[Entries from a dataset of interfaces]
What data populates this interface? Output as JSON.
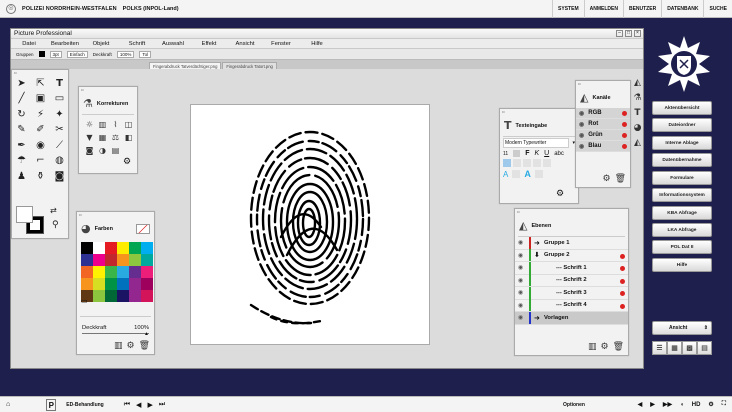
{
  "topbar": {
    "org": "POLIZEI NORDRHEIN-WESTFALEN",
    "system": "POLKS (INPOL-Land)",
    "nav": [
      "SYSTEM",
      "ANMELDEN",
      "BENUTZER",
      "DATENBANK",
      "SUCHE"
    ]
  },
  "window": {
    "title": "Picture Professional",
    "menu": [
      "Datei",
      "Bearbeiten",
      "Objekt",
      "Schrift",
      "Auswahl",
      "Effekt",
      "Ansicht",
      "Fenster",
      "Hilfe"
    ],
    "options": {
      "group": "Gruppen",
      "size": "3pt",
      "mode": "Einfach",
      "opacity_label": "Deckkraft",
      "opacity": "100%",
      "extra": "Tol"
    },
    "tabs": [
      "Fingerabdruck Tatverdächtiger.png",
      "Fingerabdruck Tatort.png"
    ]
  },
  "panels": {
    "korrekturen": {
      "title": "Korrekturen"
    },
    "farben": {
      "title": "Farben",
      "opacity_label": "Deckkraft",
      "opacity_value": "100%",
      "swatches": [
        "#000000",
        "#ffffff",
        "#e51b23",
        "#ffed00",
        "#00a651",
        "#00aeef",
        "#2e3192",
        "#ec008c",
        "#c1272d",
        "#f7941d",
        "#8dc63f",
        "#00a99d",
        "#f26522",
        "#fff200",
        "#39b54a",
        "#29abe2",
        "#662d91",
        "#ed1e79",
        "#f7941d",
        "#d7df23",
        "#009245",
        "#0071bc",
        "#92278f",
        "#9e005d",
        "#603813",
        "#8cc63f",
        "#006837",
        "#1b1464",
        "#93278f",
        "#d4145a"
      ]
    },
    "texteingabe": {
      "title": "Texteingabe",
      "font": "Modern Typewriter",
      "size": "11",
      "styles": [
        "F",
        "K",
        "U",
        "abc"
      ]
    },
    "ebenen": {
      "title": "Ebenen",
      "layers": [
        {
          "name": "Gruppe 1",
          "color": "#cc2222",
          "indent": 0,
          "dot": false,
          "grey": false
        },
        {
          "name": "Gruppe 2",
          "color": "#33aa33",
          "indent": 0,
          "dot": true,
          "grey": false
        },
        {
          "name": "--- Schrift 1",
          "color": "#33aa33",
          "indent": 1,
          "dot": true,
          "grey": false
        },
        {
          "name": "--- Schrift 2",
          "color": "#33aa33",
          "indent": 1,
          "dot": true,
          "grey": false
        },
        {
          "name": "--- Schrift 3",
          "color": "#33aa33",
          "indent": 1,
          "dot": true,
          "grey": false
        },
        {
          "name": "--- Schrift 4",
          "color": "#33aa33",
          "indent": 1,
          "dot": true,
          "grey": false
        },
        {
          "name": "Vorlagen",
          "color": "#2233cc",
          "indent": 0,
          "dot": false,
          "grey": true
        }
      ]
    },
    "kanaele": {
      "title": "Kanäle",
      "channels": [
        "RGB",
        "Rot",
        "Grün",
        "Blau"
      ]
    }
  },
  "sidebar": {
    "buttons": [
      "Aktenübersicht",
      "Dateiordner",
      "Interne Ablage",
      "Datenübernahme",
      "Formulare",
      "Informationssystem",
      "KBA Abfrage",
      "LKA Abfrage",
      "POL Dat II",
      "Hilfe"
    ],
    "ansicht": "Ansicht"
  },
  "bottombar": {
    "task": "ED-Behandlung",
    "options": "Optionen",
    "hd": "HD"
  }
}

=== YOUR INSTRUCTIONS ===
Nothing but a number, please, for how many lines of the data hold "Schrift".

=== THE ANSWER ===
5